A lottery is a form of gambling in which prizes, usually money, are awarded by drawing lots. It has a long history, with some examples in the Bible and Roman emperors using lotteries for public works projects. Modern state-run lotteries generally have similar structures: a government legislates a monopoly for itself; establishes an agency or corporation to run the lottery (as opposed to licensing private firms in return for a share of the profits); begins operations with a modest number of relatively simple games; and, due to constant pressure to raise revenues, gradually expands the portfolio of available games.
Some experts have argued that lottery play provides valuable painless revenue for governments. Others, however, argue that state-run lotteries are detrimental to the welfare of society because they promote addictive gambling behavior and act as a major regressive tax on low-income individuals. Still others say that the state’s desire to raise revenues is in direct conflict with its responsibility to protect the public from harmful gambling.
The lottery has become a popular form of entertainment for people around the world, with some people spending thousands of dollars a year on tickets, while others are content with a small investment. But is the lottery really worth the risk? While the odds of winning are slim, it is important to remember that every ticket has the same chance of winning. Moreover, purchasing more tickets does not increase your chances of winning. Therefore, if you are considering buying a lottery ticket, make sure you have the money to afford it.
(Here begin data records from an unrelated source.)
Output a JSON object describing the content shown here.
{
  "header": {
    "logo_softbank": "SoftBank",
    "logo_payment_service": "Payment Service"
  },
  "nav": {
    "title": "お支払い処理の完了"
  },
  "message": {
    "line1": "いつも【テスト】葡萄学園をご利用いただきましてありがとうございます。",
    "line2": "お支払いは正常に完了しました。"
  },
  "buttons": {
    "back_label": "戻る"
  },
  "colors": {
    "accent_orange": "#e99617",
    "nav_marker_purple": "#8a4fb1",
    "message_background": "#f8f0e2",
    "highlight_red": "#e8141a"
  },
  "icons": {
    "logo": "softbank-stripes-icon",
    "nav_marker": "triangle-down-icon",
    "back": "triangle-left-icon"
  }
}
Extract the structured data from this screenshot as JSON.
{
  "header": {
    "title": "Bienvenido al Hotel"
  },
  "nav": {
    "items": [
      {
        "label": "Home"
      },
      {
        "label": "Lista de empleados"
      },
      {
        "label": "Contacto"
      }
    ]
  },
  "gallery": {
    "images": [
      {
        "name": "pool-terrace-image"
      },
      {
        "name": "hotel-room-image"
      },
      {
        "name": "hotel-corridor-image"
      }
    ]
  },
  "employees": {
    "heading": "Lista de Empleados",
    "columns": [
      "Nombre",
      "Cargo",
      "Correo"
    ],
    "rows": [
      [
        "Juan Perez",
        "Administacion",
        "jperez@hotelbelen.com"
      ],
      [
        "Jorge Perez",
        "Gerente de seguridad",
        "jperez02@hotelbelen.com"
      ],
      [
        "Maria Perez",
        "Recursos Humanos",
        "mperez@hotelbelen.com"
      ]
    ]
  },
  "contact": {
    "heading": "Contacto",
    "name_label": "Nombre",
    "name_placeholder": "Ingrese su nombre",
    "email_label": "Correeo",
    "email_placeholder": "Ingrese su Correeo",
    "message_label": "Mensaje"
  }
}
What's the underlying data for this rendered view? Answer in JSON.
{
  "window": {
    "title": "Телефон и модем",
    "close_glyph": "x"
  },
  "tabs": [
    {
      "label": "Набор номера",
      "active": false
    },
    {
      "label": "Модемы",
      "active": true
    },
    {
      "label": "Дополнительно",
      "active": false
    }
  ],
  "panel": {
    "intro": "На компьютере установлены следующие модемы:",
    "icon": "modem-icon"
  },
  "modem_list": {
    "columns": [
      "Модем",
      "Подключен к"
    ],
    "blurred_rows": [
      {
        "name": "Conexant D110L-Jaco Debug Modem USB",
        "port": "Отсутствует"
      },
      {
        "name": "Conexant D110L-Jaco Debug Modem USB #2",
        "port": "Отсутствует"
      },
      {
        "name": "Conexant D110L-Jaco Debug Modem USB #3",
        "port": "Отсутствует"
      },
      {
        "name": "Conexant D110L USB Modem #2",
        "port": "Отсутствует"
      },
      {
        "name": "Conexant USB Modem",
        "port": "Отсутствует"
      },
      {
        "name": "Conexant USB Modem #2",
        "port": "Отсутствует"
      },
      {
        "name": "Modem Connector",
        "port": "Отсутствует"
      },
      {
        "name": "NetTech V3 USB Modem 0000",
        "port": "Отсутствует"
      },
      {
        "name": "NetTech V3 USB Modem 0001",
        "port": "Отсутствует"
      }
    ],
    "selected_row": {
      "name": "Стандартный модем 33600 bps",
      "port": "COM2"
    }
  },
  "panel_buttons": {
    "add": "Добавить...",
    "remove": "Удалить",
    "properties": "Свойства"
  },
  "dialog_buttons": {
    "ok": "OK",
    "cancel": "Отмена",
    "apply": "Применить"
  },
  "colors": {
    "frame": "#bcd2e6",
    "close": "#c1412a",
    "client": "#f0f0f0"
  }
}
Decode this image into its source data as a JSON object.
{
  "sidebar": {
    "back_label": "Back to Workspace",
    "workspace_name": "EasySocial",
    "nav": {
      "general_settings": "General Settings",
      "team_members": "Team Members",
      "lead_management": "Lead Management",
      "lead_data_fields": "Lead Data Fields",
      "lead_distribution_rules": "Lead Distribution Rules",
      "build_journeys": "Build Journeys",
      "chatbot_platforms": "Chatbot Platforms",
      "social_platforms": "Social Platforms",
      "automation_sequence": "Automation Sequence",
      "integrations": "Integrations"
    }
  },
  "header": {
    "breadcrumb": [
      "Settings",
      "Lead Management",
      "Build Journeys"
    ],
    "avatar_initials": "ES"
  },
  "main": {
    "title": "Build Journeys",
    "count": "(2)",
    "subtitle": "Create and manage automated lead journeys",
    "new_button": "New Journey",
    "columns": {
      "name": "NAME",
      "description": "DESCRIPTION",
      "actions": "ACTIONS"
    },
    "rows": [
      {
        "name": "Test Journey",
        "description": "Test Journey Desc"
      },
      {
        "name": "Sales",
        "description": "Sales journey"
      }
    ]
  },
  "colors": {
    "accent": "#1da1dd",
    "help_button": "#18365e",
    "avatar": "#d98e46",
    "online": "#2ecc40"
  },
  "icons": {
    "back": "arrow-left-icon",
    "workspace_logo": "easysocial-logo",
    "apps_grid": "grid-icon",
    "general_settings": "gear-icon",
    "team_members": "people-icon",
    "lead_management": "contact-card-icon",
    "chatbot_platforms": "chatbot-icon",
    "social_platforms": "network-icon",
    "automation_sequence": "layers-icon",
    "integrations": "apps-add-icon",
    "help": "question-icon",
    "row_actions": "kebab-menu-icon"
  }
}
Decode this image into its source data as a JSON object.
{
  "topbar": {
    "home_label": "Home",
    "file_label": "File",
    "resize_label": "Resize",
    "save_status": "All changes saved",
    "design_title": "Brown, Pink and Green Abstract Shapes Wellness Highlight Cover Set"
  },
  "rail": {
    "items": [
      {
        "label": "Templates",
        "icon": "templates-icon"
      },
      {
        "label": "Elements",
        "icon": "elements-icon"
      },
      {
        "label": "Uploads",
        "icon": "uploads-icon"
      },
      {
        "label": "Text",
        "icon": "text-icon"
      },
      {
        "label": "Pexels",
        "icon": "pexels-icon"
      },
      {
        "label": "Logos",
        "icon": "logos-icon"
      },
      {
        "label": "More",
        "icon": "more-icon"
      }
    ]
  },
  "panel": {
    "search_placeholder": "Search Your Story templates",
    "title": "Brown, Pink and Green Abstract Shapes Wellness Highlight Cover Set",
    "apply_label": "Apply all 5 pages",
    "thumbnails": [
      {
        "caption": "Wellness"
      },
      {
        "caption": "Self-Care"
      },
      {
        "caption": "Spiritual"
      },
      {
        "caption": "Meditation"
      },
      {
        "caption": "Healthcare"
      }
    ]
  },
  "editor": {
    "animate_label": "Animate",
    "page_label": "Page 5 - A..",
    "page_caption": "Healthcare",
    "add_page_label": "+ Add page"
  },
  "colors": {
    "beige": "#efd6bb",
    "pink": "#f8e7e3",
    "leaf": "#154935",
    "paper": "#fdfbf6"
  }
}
Often, the size of a jackpot is used as an incentive to increase lottery sales. Big prizes attract media attention, which in turn increases public interest and awareness of the lottery. In addition, a large jackpot can lead to a rollover and increase the next drawing’s prize pool.
In order to ensure that the jackpot is large enough to attract a significant number of participants, it may be necessary to set the prize amount at a level that would be out of reach for most consumers. This method is not foolproof, however, and it can result in a lottery being perceived as unfair.
Class and Society
Shirley Jackson’s short story The Lottery explores the role of class and society in human behavior. What are some of the most important issues raised by the story?
What is the importance of gender roles in human society? What is the significance of gender roles in The Lottery?
What are the main causes of change in The Lottery? What are the implications of these changes?
The villagers in Shirley Jackson’s short story The Lottery sacrifice their own happiness for tradition. This is an inhuman thing to do, but why do the villagers continue to sacrifice their happiness for the sake of tradition? Explore this question with the help of quotes from The Lottery. Also, consider the role of traditions in your own life.